|Sep. 11||Merge sort, distribution sort||[A97, pp. 7-8]|
|Sep. 18||Discussion of project 1A, lower bounds for searching and sorting||[KL92, sect. 1, 2, 3.1, 5]|
|Sep. 21||Lower bound for permutation, I/O-comparison-trees||[KL92, sect. 3.2, 4.1]|
|Sep. 25||I/O lower bounds from comparison lower bounds, random permutation||[KL92, sect. 4.2], [S98]|
|Oct. 2||Selection (slides), Cache oblivious algorithms (slides)||[S99],[FLPR99,sect. 1-2,4,6-9]|
|Oct. 5||Cache oblivious algorithms||[FLPR99,sect. 4]|
|Oct. 9||Cache oblivious B-trees (slides)||[BDF00, sect. 1-2]|
|Oct. 12||Cache oblivious B-trees||[BDF00, sect. 3.1,3.5,4,5]|
|Oct. 23||Feedback on project 1 (slides), Buffer Trees (slides)||[A95]|
|Oct. 26||Buffer Trees||[A95]|
|Oct. 30||R-trees (slides)||[AHVV99]|
|Nov. 2||External interval trees||[AV96]|
|Nov. 6||External interval trees||[AV96]|
|Nov. 9||External priority search trees||[ASV99]|
|Nov. 13||Range searching, Trapezoidal decomposition, Triangulation, Endpoint domination||[ASV99],[AVV95]|
|Nov. 16||Endpoint domination||[AVV95]|
|Nov. 20||Connected components, Minimum spanning trees, Bottleneck minimum spanning trees, Maximal matching||[ABW98, sect. 1-4,6]|
|Nov. 23||Discussion of project 3B|
|Nov. 27||Connected components, Minimum spanning trees||[MR99, sect. 5], [ABT00, sect. 1-2]|
|Nov. 30||Minimum spanning trees||[ABT00, sect. 2]|
|Dec. 4||String B-trees||[FG99, sect. 1-4.3,4.5-7]|

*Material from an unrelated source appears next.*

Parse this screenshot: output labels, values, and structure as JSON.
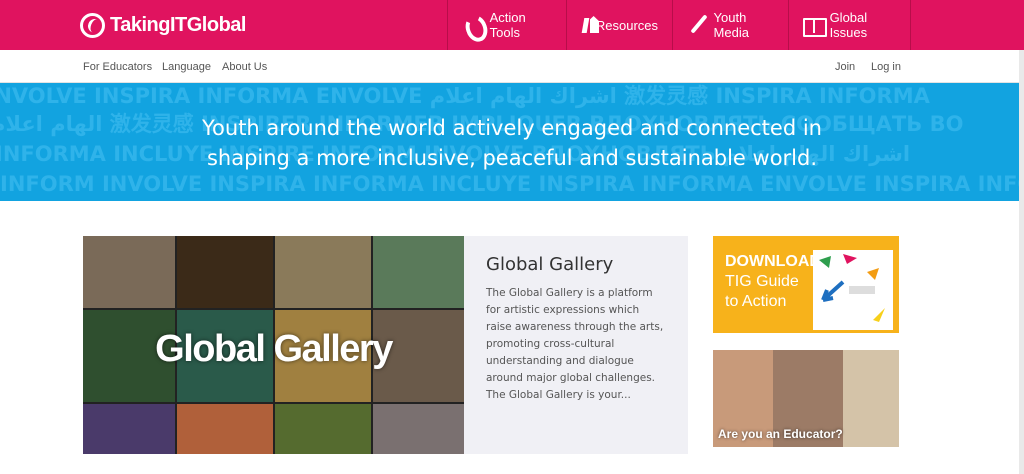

|Dec. 7||String B-trees||[FG99]|
|Dec. 11||String Sorting||[AFGV97, sect. 1-3,5]|
|Dec. 18||Final discussion|